Return all lines from the entries below in which the word "Только" is present.

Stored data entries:
——————
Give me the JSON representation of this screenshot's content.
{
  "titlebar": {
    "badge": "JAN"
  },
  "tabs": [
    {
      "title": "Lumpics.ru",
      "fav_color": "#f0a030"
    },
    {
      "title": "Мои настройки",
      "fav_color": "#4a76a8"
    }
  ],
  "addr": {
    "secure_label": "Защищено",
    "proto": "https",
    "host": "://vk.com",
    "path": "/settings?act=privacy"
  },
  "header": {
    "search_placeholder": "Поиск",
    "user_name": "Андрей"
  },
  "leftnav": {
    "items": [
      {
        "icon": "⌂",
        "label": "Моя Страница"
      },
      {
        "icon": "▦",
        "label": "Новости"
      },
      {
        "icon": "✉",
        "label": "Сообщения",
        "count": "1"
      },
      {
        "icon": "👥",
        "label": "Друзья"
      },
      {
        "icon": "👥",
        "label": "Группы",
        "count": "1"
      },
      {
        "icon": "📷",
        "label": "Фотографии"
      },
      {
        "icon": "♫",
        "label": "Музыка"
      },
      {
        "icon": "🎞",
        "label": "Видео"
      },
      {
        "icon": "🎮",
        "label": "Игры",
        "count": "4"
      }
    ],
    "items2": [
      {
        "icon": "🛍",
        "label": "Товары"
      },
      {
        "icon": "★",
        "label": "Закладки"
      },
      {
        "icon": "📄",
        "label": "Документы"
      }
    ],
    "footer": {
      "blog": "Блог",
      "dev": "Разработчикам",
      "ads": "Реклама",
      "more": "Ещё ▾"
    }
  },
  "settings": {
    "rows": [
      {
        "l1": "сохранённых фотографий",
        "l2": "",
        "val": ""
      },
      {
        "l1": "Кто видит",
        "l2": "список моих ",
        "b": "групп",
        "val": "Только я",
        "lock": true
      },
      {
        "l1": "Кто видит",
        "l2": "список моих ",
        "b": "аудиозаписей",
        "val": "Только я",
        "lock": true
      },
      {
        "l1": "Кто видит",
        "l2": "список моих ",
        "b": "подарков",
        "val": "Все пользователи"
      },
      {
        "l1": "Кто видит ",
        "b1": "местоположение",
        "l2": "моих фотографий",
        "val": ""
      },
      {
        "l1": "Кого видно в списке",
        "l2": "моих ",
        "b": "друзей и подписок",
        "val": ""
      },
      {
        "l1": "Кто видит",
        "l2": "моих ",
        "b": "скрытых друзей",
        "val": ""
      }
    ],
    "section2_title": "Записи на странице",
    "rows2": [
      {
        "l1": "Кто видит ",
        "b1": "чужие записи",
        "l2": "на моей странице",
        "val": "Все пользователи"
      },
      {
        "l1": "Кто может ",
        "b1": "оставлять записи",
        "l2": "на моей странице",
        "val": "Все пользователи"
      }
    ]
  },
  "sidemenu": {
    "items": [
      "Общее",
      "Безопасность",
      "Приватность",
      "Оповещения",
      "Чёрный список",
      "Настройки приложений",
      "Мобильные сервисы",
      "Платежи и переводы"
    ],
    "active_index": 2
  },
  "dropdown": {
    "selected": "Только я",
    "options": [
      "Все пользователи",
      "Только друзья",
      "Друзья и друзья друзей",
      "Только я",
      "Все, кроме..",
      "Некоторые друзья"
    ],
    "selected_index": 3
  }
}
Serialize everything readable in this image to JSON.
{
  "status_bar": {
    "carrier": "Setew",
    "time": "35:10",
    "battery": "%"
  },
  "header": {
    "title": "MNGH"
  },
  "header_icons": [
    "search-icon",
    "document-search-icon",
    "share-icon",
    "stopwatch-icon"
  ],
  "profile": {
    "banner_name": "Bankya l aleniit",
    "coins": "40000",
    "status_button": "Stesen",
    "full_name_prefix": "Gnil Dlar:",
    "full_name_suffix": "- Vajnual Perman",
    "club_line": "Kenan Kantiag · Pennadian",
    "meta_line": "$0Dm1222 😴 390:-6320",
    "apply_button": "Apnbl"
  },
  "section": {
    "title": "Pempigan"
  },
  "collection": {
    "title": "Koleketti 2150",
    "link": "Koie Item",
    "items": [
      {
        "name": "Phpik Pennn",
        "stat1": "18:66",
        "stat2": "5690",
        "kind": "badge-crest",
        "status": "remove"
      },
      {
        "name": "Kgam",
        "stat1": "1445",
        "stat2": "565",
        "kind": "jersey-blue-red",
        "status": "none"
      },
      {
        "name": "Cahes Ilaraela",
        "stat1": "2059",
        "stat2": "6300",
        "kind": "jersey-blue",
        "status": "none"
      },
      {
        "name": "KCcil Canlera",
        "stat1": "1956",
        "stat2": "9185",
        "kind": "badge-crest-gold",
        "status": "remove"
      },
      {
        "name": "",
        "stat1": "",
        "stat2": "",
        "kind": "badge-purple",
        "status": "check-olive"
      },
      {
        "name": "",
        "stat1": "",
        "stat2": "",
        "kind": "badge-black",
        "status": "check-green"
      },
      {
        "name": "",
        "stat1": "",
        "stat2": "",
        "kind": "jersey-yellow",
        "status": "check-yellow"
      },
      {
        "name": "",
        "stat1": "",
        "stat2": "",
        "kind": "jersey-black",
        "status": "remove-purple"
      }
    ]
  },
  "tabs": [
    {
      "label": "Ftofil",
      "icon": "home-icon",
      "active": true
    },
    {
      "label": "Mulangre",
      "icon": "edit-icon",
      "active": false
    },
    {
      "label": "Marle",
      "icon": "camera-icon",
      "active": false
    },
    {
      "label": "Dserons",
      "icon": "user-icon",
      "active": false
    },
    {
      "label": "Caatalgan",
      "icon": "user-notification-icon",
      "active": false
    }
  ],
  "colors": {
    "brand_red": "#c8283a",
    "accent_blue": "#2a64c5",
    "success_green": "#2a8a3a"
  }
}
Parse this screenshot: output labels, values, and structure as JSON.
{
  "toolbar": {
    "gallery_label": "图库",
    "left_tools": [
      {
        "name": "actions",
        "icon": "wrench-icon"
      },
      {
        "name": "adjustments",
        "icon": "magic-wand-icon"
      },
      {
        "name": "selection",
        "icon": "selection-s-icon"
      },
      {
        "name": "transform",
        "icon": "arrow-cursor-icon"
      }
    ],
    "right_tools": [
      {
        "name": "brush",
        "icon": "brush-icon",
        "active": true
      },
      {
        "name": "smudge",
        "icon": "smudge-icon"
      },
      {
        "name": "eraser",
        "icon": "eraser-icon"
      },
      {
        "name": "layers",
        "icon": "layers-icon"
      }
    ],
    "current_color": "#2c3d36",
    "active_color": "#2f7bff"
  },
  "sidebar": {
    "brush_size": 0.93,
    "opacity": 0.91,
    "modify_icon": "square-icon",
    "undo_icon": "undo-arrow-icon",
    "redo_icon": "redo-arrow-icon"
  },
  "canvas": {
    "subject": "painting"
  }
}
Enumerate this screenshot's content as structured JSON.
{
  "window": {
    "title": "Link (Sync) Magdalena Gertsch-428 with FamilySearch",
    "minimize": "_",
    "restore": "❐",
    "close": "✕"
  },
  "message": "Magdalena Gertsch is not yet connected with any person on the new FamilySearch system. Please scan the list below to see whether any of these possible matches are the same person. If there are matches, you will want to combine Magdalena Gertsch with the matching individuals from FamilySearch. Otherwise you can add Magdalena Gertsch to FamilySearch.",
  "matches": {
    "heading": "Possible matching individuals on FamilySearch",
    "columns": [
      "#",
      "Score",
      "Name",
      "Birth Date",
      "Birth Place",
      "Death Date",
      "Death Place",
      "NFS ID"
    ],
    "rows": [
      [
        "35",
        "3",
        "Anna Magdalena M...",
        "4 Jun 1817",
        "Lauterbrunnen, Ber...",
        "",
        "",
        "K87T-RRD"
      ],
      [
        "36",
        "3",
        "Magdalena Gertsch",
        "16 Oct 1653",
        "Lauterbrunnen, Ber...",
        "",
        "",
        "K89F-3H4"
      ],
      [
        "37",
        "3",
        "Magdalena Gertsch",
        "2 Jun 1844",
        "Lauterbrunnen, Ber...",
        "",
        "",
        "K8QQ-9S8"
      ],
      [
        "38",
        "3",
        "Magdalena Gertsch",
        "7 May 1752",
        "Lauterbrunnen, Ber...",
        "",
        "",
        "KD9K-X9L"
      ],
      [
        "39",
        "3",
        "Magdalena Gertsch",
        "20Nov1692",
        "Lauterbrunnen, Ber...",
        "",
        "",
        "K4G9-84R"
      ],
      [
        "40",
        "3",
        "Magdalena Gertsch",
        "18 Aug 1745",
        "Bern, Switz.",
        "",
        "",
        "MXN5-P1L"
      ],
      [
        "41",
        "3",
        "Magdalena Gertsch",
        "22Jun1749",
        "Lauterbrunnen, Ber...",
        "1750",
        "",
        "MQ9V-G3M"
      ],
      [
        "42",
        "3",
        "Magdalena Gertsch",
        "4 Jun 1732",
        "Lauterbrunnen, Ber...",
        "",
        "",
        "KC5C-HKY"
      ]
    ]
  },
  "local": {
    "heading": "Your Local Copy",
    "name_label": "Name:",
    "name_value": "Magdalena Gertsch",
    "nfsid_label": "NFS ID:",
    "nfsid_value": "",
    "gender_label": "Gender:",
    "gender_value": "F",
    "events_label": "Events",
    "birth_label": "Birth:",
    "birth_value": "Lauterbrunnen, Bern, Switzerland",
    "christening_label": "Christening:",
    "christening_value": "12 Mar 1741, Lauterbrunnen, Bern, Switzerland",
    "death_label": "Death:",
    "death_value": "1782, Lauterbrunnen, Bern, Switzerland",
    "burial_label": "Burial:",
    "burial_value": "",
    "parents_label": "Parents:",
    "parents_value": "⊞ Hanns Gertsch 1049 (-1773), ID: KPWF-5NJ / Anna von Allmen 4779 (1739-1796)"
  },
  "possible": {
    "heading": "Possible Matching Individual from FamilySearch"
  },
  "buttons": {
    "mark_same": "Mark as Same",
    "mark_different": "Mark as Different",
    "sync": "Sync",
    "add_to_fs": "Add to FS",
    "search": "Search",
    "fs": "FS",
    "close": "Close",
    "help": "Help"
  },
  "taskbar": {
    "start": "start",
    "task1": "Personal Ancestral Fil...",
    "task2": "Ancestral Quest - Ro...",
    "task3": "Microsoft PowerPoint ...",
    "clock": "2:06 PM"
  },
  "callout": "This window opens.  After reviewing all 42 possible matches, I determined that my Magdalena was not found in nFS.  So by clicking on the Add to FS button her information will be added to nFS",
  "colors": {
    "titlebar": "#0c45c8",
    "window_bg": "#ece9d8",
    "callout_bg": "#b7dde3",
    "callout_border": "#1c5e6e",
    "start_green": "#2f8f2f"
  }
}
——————
**Answer below**
        "val": "Только я",
        "val": "Только я",
    "selected": "Только я",
      "Только друзья",
      "Только я",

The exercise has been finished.